Even as we painstakingly wrest back the right to debate openly, caste remains a strangely under-articulated topic in political discourse today.
Many enlightened Nepalis abhor the caste system, though few have broken caste taboos in their personal lives. Still, activists have long organised 'joint feasts' to allow people from 'high' and 'low' castes to defy segregation. The Dalits' rights movement is gaining pace despite elite resistance. Thousands of Nepalis across the country have even discarded their surnames to shrug off their caste identities. (Hence the proliferation of Nepalis with such surnames as 'Sorrowful' or 'Inspiration').
In the 1990 to 2002 period, the political parties had all been captured by Bahun men-who unfortunately blocked reforms on women's, Dalits' and Janajatis' rights. Studies were showing Panchayat-era caste profiles to be comparatively more diverse. Even now, the political parties remain the bastions of Bahun men.

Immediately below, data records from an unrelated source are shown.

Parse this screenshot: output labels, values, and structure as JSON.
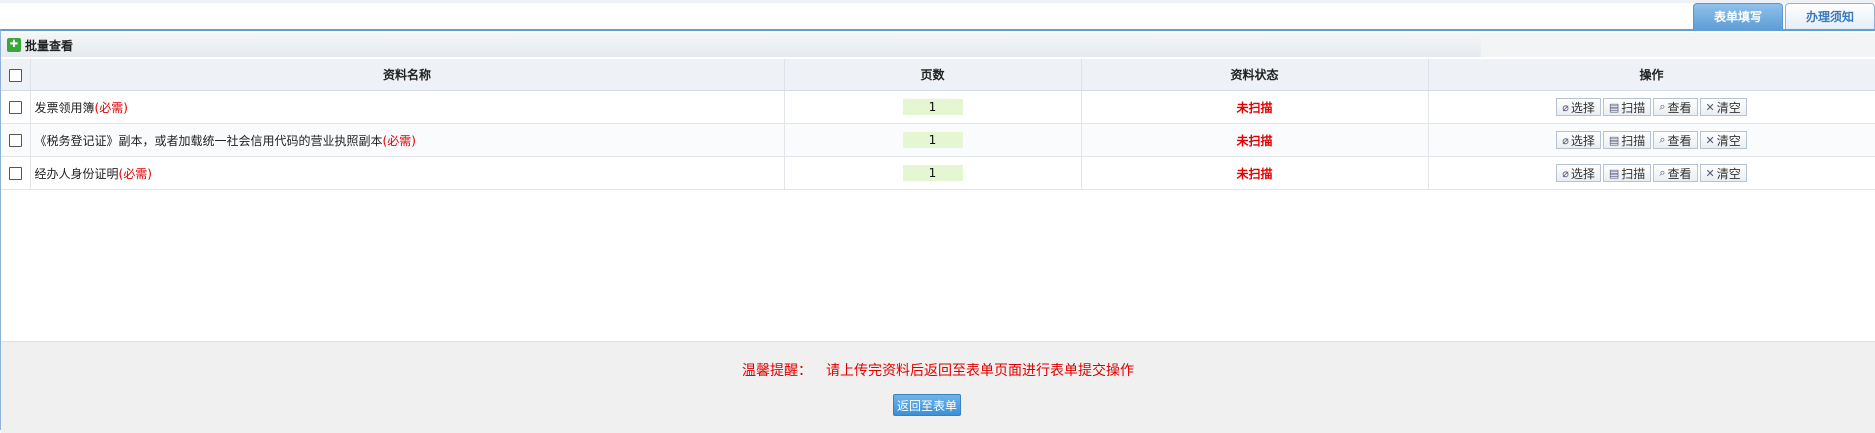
{
  "tabs": [
    {
      "label": "表单填写"
    },
    {
      "label": "办理须知"
    }
  ],
  "toolbar": {
    "icon": "add-icon",
    "label": "批量查看"
  },
  "table": {
    "headers": {
      "name": "资料名称",
      "pages": "页数",
      "status": "资料状态",
      "ops": "操作"
    },
    "rows": [
      {
        "name": "发票领用簿",
        "required": "(必需)",
        "pages": "1",
        "status": "未扫描"
      },
      {
        "name": "《税务登记证》副本，或者加载统一社会信用代码的营业执照副本",
        "required": "(必需)",
        "pages": "1",
        "status": "未扫描"
      },
      {
        "name": "经办人身份证明",
        "required": "(必需)",
        "pages": "1",
        "status": "未扫描"
      }
    ],
    "actions": {
      "select": "选择",
      "scan": "扫描",
      "view": "查看",
      "clear": "清空"
    }
  },
  "footer": {
    "tip_label": "温馨提醒：",
    "tip_text": "请上传完资料后返回至表单页面进行表单提交操作",
    "back_button": "返回至表单"
  },
  "colors": {
    "accent": "#5f9ed6",
    "required": "#e00000",
    "page_box": "#e4f6d2"
  }
}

Then came the king's October 2002 takeover. Dramatically, the Chettri caste that had monopolised power before 1990 returned. The heads of all the cabinets under King Gyanendra's rule have been Chettris: Chand (a Thakuri sub-caste), Thapa, Deuba and Shah (also Thakuri).
A recent cover story in Nepal magazine further reveals how narrow the absolute monarchists' caste base is. It lists the king's closest friends and advisers. These include: Prabhu Shamsher Jung Bahadur Rana, a childhood friend who accompanied the king to Indonesia and China. His nephew Prabhakar Shamsher Jung Bahadur Rana heads the Soaltee Group and is also close to the king. Another trusted friend is Birendra Shah, better known by his nickname 'Lava Raja.' He was in Pokhara with then-Prince Gyanendra during the 2001 royal massacre. Sharad Chandra Shah is Lava Raja's nephew. He heads the Information Technology Commission but his informal powers are extensive. Another adviser, DB Rana, used to work in the Soaltee Group. Mahendra Kumar Singh, married to King Tribhuban's daughter from out of wedlock, sustained a bullet wound at the 2001 royal massacre. Ravi Shamsher Jung Bahadur Rana and Queen Komal's brother Suraj Shamsher Jung Bahadur Rana are also advisers to the king. Similarly close is Shanta Kumar Malla, former army chief, oversaw a five-person military inquisition into the 2001 royal massacre. Among other advisers are Sachit Shamsher Jung Bahadur Rana, Bharat Keshar Simha and Kesharjung Rayamajhi. That's 11 Chettri men, all but one a Thakuri.
It is sometimes tempting to reduce the struggle between absolute monarchists and democrats to a struggle between Chettris and Bahuns. This would be a facile conclusion, of course. Yet the non-political sectors that embody the present democratic movement-the media, the legal profession-are also overwhelmingly composed of Bahun men.
And herein lies a lingering weakness in today's democratic movement. Be they political parties, community or business organisations, NGOs or INGOs, or even families, the vast majority of democratic institutions remain markedly segregated-not by intention, maybe but by omission. There are apparently no 'others' who qualify to be 'one of us.' Or it is not worth the effort to reach out beyond our comfortable circles.
There is of course a difference in the ethics of absolute monarchists and democrats: the democrats' ideals oblige them to be inclusive. And they do sincerely intend to be so but first, they just need to restore democracy.
Yet, which comes first- democratic values or democratic polity? This is a question that many Nepalis-particularly non-Chettri-Bahuns-are now asking. Absolute monarchists would say that democratic values must come first and actual democracy can follow. Democrats would say the opposite.
But the ground realities of Nepal are better reflected in the view of Anil Bhattarai of Nepal South Asia Centre: "You cannot bring democracy first, then reduce poverty, then have awareness-building campaigns, then bring about social change. It all happens simultaneously. Look at what is happening. That is our reality."
So, democrats: while overthrowing Nepal's political anachronisms, let's also overthrow our own lingering contradictions, shall we? Let's start by talking about caste.